When? It turned out that a national television network needed Yoga poses how to someone to do a follow-up story on the efforts of UNICEF on behalf of children Yoga poses how to throughout the region. We decided to angle our story on girls and young women, who were, for the first time in several years, now free to partake in their human right to receive an education along with males in the society. We arrived in Kabul on January 20, 2002. I had gone there deliberately with little expectation, because I know how a place can change over time and with familiarity. Also, I don’t watch a lot of mainstream television so as to preserve a somewhat unbiased opinion of world events, but these days it has been nearly impossible to avoid all of the images and attitudes surrounding the events post 9/11. Coming from New York, the extremes between the ways of living were surreal. The population of Kabul hovers around four million. New York City’s is seven and a half million.

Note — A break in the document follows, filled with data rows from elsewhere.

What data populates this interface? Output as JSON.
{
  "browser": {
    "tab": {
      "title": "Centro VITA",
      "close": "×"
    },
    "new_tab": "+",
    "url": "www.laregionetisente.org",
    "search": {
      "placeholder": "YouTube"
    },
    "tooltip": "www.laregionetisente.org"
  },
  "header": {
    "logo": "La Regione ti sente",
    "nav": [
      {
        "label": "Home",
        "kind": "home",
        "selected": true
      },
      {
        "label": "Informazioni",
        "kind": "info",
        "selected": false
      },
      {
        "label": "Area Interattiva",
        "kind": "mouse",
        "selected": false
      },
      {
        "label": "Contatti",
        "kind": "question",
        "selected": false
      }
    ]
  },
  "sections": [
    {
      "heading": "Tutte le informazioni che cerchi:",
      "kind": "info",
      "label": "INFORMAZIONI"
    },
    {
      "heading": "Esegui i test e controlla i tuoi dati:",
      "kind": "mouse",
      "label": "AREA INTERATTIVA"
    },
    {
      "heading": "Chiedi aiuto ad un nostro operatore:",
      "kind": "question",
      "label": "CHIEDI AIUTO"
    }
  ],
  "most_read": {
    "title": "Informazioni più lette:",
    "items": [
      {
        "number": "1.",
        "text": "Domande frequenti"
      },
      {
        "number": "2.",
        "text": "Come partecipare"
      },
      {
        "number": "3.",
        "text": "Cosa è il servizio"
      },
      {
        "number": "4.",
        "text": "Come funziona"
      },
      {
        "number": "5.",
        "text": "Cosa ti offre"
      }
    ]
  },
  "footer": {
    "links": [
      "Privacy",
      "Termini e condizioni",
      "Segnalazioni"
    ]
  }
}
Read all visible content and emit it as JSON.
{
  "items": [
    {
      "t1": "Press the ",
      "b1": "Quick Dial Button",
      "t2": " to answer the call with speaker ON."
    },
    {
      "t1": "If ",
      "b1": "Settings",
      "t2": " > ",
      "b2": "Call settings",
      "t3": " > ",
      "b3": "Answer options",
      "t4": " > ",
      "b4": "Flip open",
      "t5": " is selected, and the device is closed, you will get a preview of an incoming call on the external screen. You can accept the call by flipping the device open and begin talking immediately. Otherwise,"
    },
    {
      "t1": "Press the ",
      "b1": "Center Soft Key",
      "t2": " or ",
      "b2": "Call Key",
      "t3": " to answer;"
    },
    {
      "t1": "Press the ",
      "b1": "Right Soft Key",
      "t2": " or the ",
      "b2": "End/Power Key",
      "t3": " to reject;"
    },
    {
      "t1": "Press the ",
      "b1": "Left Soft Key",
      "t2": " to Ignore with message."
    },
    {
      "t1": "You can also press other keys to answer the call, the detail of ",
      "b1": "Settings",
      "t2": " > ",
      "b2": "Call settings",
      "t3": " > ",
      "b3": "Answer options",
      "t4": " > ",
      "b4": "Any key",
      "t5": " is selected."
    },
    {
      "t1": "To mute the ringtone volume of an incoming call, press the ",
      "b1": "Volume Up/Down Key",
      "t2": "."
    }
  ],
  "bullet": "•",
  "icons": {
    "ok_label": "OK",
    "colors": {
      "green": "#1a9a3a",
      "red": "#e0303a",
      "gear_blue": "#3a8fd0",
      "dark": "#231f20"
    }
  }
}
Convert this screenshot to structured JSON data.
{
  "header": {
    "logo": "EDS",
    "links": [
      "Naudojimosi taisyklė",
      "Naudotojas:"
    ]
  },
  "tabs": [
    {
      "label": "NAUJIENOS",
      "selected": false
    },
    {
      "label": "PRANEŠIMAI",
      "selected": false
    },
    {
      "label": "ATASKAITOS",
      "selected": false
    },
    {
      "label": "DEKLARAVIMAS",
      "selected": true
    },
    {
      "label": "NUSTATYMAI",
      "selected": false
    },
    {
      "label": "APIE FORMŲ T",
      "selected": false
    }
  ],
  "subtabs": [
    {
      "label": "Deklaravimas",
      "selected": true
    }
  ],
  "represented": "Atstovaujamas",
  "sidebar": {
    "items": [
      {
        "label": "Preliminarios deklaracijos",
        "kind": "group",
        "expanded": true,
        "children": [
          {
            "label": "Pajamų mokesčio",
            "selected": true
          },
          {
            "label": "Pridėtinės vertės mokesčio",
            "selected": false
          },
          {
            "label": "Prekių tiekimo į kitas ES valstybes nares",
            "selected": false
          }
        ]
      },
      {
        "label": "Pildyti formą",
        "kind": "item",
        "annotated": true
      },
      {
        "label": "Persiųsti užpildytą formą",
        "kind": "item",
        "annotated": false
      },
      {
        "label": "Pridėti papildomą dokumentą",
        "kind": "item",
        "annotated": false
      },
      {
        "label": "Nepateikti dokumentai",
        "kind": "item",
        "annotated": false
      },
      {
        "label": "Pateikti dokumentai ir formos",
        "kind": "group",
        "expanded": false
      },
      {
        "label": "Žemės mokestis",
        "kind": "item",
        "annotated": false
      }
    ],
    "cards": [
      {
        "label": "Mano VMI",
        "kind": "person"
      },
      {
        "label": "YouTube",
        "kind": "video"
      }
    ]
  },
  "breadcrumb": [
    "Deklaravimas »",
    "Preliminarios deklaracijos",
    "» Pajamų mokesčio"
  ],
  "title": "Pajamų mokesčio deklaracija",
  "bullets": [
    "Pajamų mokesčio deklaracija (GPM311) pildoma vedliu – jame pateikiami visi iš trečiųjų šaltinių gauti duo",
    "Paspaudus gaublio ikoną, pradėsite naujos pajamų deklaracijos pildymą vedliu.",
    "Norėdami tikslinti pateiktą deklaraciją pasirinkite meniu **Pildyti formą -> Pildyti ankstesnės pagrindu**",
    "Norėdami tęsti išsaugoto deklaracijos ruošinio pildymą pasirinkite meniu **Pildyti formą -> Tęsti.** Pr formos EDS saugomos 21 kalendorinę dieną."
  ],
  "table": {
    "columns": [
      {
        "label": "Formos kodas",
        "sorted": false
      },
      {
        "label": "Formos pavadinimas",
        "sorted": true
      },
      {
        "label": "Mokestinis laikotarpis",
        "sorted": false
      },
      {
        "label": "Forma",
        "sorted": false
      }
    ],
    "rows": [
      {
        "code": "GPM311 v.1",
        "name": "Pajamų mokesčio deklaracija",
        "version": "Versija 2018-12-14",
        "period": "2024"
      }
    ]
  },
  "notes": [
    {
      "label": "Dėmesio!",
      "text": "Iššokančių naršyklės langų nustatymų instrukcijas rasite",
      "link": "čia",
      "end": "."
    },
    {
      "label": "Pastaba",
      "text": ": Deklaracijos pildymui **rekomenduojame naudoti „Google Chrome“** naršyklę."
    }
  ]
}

We mainly obtain our initial knowledge about yoga mainly from Brahmin scriptures called the Upanishads closely followed by the Dharma-sutras and the MahabharataI have chosen to call it early-yoga. Early-yoga took numerous forms and emerged in close interaction with various Buddhist schools. This chapter focsuses on the Upanishads and the Dharma-sutras. The Mahabharata is primarily discussed in the following chapter on Theistic yoga as central parts of it were under the influence of monotheism . Early yoga probably emerged primarily among the Kshatriyas – the ruling warrior classes – in a mixed milieu of householders and ascetic vagrants.
My aim in presenting these first yoga texts, as found in the Upanishads and the Dharmasutras, is to give first of all a critical and general – but I hope not too controversial overview of the technical meaning of yoga, as it appeared as a discourse of liberation. As a part of this, it is my aim to show how proto-yoga notions entered an Upanishad sign system and became reconfigured by a dissimilar sign world of Brahmin mysticism. This ongoing historical adaptation, re-contextualising, re-orientation or hybridisation of the yoga discourse is a central theme of this book.